### What you will do:
Write out the data word for word, taking care that no picture is carried over.

---------- Source information

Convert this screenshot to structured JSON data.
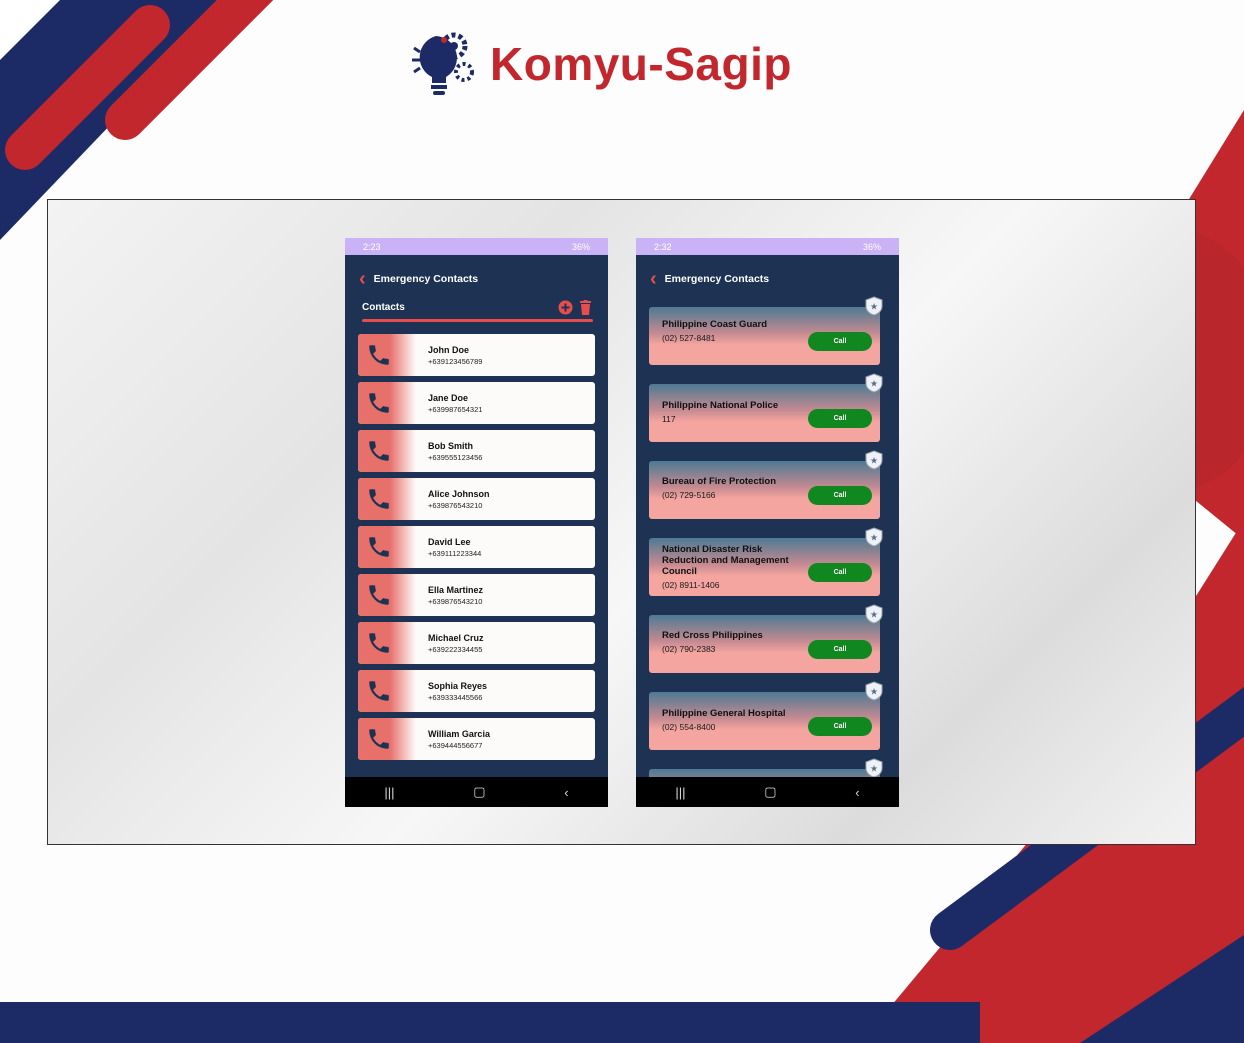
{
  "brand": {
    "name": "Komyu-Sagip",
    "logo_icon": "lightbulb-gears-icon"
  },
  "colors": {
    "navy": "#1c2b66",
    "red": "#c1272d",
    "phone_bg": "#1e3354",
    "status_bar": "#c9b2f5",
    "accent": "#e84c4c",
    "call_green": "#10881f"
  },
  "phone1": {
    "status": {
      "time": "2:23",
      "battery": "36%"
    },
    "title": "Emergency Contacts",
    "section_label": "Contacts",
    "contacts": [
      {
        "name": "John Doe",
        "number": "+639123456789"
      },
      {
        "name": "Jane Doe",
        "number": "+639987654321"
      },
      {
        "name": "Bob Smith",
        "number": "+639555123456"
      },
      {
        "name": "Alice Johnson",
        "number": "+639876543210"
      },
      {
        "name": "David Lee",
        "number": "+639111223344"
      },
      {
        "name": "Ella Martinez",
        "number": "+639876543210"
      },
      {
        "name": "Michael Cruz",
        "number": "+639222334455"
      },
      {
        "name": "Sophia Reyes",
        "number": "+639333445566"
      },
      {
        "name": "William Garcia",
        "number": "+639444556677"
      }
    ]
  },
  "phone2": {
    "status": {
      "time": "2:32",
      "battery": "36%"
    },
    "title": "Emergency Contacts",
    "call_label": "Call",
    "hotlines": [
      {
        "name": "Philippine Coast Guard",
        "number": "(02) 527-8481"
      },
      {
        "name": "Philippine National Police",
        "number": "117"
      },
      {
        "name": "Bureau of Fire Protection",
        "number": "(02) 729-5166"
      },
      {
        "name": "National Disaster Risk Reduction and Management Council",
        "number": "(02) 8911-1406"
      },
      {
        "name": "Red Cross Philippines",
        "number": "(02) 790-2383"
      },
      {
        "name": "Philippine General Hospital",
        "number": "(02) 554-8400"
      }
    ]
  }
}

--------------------

### The answer:
Convert this screenshot to structured JSON data.
{
  "brand": {
    "name": "Komyu-Sagip",
    "logo_icon": "lightbulb-gears-icon"
  },
  "colors": {
    "navy": "#1c2b66",
    "red": "#c1272d",
    "phone_bg": "#1e3354",
    "status_bar": "#c9b2f5",
    "accent": "#e84c4c",
    "call_green": "#10881f"
  },
  "phone1": {
    "status": {
      "time": "2:23",
      "battery": "36%"
    },
    "title": "Emergency Contacts",
    "section_label": "Contacts",
    "contacts": [
      {
        "name": "John Doe",
        "number": "+639123456789"
      },
      {
        "name": "Jane Doe",
        "number": "+639987654321"
      },
      {
        "name": "Bob Smith",
        "number": "+639555123456"
      },
      {
        "name": "Alice Johnson",
        "number": "+639876543210"
      },
      {
        "name": "David Lee",
        "number": "+639111223344"
      },
      {
        "name": "Ella Martinez",
        "number": "+639876543210"
      },
      {
        "name": "Michael Cruz",
        "number": "+639222334455"
      },
      {
        "name": "Sophia Reyes",
        "number": "+639333445566"
      },
      {
        "name": "William Garcia",
        "number": "+639444556677"
      }
    ]
  },
  "phone2": {
    "status": {
      "time": "2:32",
      "battery": "36%"
    },
    "title": "Emergency Contacts",
    "call_label": "Call",
    "hotlines": [
      {
        "name": "Philippine Coast Guard",
        "number": "(02) 527-8481"
      },
      {
        "name": "Philippine National Police",
        "number": "117"
      },
      {
        "name": "Bureau of Fire Protection",
        "number": "(02) 729-5166"
      },
      {
        "name": "National Disaster Risk Reduction and Management Council",
        "number": "(02) 8911-1406"
      },
      {
        "name": "Red Cross Philippines",
        "number": "(02) 790-2383"
      },
      {
        "name": "Philippine General Hospital",
        "number": "(02) 554-8400"
      }
    ]
  }
}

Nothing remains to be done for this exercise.